I've got a line set to exactly zero (not undefined) and the surface doesn't form. Only if I set the line a little bit different than zero.
This only applies to CAD Polylines at Elevation 0 - we know that Elevation 0 is a real place in at least Coastal Areas, but we also know that a vast amount of the CAD data we get from Engineers has 0 when they mean undefined or unknown. If you convert Polylines to linestrings before using them (which most of our workflows drive towards) then we assume that a Linestring at Elevation 0 is actually a real elevation 0 and we make the surface. We assume that a CAD Polyline at Elevation 0 9/10 times will be incorrect - and we had at one point a lot of people telling us that they did not think that polylines with Elev 0 should be used in a surface for this exact reason.
So the rule is CAD Lines and Polylines at Elevation 0 = assume they meant no elevation
Convert a 0 elevation Polyline to a Linestring - it will be given Elevation = ? (undefined)
Make a linestring Elevation 0 and it is real data and will be used in surface TINs.
Right or wrong - there are good reasons on both sides to argue this either way.
Change the elevation of 0 polylines to 0.001 and you are good to go

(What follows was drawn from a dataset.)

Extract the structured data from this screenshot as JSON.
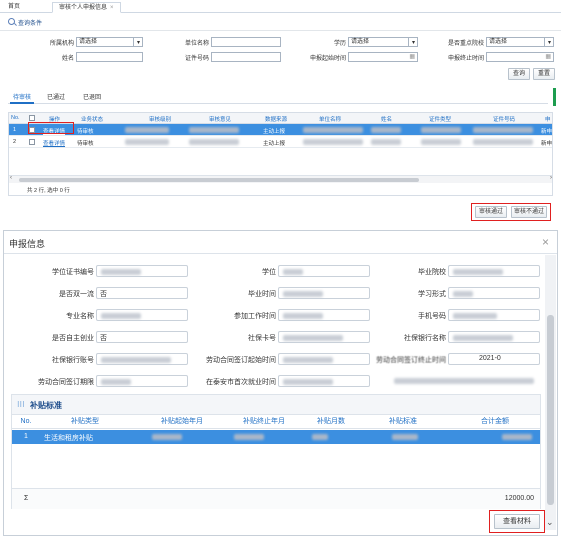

If AutoCAD had the concept of undefined Elevations rather than using -999 or 0 or some very large negative number to define no elevation the world would likely be a much better place and we could assume that 0 actually meant 0.
Thanks for the explanation Alan,
good to know though, since the help section "Understanding Lines, Linestrings, and Alignments" doesn't mention it.
Retrieving data ...